Justices Hold ERISA Provision Authorizes Recovery For Certain Fiduciary Breaches
The U.S. Supreme Court recently disagreed with the Fourth Circuit Court of Appeals’ decision that a participant in a 401(k) plan is prohibited from using Section 502(a)(2) of the Employee Retirement Income Security Act (ERISA) to recover losses allegedly caused by his employer’s failure to carry out his investment instructions. “Although [Section] 502(a)(2) does not provide a remedy for individual injuries distinct from plan injuries,” the majority wrote, “that provision does authorize recovery for fiduciary breaches that impair the value of plan assets in a participant’s individual account.” LaRue v. DeWolff, Boberg & Associates, Inc., No. 06-856, U.S. Supreme Court (February 20, 2008).
James LaRue is a participant in the 401(k) plan sponsored and administered by his employer, DeWolff, Boberg & Associates. The plan allows participants to choose from several investment options and to allocate certain percentages to selected options. LaRue alleged that, in 2001 and 2002, DeWolff failed to follow his investment directions, resulting in a loss to his account of $150,000.

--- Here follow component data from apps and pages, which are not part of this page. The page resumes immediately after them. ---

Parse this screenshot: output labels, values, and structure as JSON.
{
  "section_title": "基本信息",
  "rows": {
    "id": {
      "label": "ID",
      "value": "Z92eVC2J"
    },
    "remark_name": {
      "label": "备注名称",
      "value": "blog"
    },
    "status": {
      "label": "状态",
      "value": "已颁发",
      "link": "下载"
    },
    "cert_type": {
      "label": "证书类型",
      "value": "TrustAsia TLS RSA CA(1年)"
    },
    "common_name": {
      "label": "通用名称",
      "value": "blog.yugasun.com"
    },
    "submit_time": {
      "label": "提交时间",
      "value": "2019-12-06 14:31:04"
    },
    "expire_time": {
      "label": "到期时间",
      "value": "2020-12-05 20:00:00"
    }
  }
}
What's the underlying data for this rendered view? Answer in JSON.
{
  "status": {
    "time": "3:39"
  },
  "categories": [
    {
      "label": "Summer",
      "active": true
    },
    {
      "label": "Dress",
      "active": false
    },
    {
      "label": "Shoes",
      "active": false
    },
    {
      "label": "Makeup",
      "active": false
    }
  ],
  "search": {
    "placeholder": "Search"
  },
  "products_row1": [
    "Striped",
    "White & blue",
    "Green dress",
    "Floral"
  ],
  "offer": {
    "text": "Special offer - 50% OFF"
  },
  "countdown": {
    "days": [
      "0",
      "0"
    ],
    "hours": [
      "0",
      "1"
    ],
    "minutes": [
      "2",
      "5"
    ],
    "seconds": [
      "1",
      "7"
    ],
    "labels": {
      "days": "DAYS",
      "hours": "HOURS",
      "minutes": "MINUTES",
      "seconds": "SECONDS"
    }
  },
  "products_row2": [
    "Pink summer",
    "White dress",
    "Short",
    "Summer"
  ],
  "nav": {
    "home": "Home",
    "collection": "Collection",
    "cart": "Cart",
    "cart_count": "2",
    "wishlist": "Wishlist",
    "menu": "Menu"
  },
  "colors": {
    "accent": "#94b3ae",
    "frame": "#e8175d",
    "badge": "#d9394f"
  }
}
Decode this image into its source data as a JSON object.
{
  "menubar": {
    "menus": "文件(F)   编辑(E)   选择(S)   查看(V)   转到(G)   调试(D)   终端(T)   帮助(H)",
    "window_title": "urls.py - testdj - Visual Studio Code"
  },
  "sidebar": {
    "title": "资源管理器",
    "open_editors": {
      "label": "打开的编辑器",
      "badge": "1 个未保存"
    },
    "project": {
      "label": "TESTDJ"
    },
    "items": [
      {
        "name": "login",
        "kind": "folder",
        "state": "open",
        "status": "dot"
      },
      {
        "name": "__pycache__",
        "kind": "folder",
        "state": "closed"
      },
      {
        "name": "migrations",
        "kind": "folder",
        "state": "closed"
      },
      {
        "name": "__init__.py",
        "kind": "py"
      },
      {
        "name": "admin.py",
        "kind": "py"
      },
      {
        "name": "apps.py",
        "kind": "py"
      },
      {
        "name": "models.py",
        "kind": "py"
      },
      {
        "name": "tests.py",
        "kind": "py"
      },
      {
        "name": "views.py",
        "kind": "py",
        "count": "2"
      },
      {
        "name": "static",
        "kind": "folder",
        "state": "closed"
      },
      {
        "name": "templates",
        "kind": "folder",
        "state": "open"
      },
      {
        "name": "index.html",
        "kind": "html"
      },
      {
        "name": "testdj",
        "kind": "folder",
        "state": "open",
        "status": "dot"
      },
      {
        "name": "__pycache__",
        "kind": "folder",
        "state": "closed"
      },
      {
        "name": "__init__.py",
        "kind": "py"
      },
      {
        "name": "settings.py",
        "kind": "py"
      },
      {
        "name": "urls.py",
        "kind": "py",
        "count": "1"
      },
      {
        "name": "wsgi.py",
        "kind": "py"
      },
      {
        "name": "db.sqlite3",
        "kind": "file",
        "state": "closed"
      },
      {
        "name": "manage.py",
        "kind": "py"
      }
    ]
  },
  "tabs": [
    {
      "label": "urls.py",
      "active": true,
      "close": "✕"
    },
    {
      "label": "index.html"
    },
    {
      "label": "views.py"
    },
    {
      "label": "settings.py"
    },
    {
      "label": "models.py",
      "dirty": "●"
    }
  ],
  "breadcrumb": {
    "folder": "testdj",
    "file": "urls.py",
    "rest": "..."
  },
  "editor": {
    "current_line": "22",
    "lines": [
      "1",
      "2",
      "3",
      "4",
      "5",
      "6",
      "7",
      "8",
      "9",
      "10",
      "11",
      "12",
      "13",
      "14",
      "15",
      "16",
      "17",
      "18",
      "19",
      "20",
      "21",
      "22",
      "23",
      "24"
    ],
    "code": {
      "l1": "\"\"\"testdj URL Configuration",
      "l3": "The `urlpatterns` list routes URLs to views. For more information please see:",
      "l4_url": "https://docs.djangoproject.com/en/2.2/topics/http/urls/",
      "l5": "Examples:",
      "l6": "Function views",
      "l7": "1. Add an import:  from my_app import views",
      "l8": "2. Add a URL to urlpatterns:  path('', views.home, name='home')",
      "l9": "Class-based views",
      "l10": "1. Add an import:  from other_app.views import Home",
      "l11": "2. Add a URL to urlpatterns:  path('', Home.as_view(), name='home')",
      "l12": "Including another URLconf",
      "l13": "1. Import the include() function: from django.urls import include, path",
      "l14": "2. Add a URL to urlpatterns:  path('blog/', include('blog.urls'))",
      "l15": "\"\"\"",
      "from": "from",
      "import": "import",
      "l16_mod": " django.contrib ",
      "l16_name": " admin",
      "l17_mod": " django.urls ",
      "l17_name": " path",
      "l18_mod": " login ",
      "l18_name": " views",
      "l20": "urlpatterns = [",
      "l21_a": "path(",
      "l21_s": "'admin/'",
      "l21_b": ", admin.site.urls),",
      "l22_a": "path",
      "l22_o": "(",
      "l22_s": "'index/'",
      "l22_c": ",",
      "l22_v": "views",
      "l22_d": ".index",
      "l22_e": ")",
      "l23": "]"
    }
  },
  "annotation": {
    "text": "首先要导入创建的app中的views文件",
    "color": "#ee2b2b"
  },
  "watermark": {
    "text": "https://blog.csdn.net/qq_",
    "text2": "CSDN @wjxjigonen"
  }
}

Section 502(a)(2) of ERISA provides that a “civil action may be brought . . . by a participant . . . for appropriate relief under section 1109 of this title.” Section 1109 states that “a fiduciary with respect to a plan who breaches any . . . duties imposed upon fiduciaries . . . shall be personally liable to make good to such plan any losses to the plan resulting from each such breach.” This provision had been previously construed to limit the right to bring claims under Section 502(a)(2) to those alleging a loss to the plan as a whole, rather than to redress individual losses.
Relying on the Supreme Court’s language in Massachusetts Mut. Life Ins. Co. v. Russell, the Fourth Circuit held that Section 502(a)(2) does not permit a 401(k) plan participant to sue for plan losses caused by a breach of fiduciary duty when the losses affected only the individual participant’s account balance. The Fourth Circuit also held that Section 502(a)(3) does not permit a plan participant to recover such losses because they do not constitute “equitable relief.”
Although the Supreme Court granted review on both the 502(a)(2) and 502(a)(3) arguments, its decision was limited to the 502(a)(2) issue, on which it reversed the Fourth Circuit. The Court began by noting that the retirement plan landscape has changed since its decision in Russell, from one in which defined benefit plans were the norm to one in which defined contribution plans (such as the one at issue in LaRue) dominate. Thus, the Court was willing to revisit whether the “entire plan” language of Russell precludes a participant from bringing a claim under Section 502(a)(2) for an alleged fiduciary breach resulting in a loss that is confined to the account of a single participant in a defined contribution plan.
The Court observed the distinction between fiduciary misconduct with respect to defined benefit plans (in which a loss to the plan may have no adverse effect on an individual’s benefits unless the plan becomes insolvent) and misconduct with respect to defined contribution plans (in which the effects may impact an individual’s benefits without affecting the benefits of other participants). The Court also noted that other provisions of ERISA and related De-partment of Labor regulations would be rendered meaningless if the “whole plan” language of Russell is applied to defined contribution plans.
Accordingly, the Court held that Section 502(a)(2) permits claims by individual participants to recover losses alleged to arise from a breach of fiduciary duty, even if those losses are limited to (and the relief would inure to the benefit of) the individuals’ accounts in the plan. Thus, LaRue’s suit against his employer was reinstated.
According to Brian Black, a shareholder in Ogletree Deakins’ Greenville, South Carolina office: “The Court’s decision in the LaRue case opens the doors for participants who claim to have been harmed by fiduciary impropriety, even if the alleged harm is limited to the account of a single individual. As more and more plan sponsors attempt to shift responsibility for investment decisions to participants, the LaRue decision makes clear that fiduciaries may be held liable for failing to implement those decisions in a timely fashion.”
Note: This article was published in the March/April 2008 issue of The Employment Law Authority.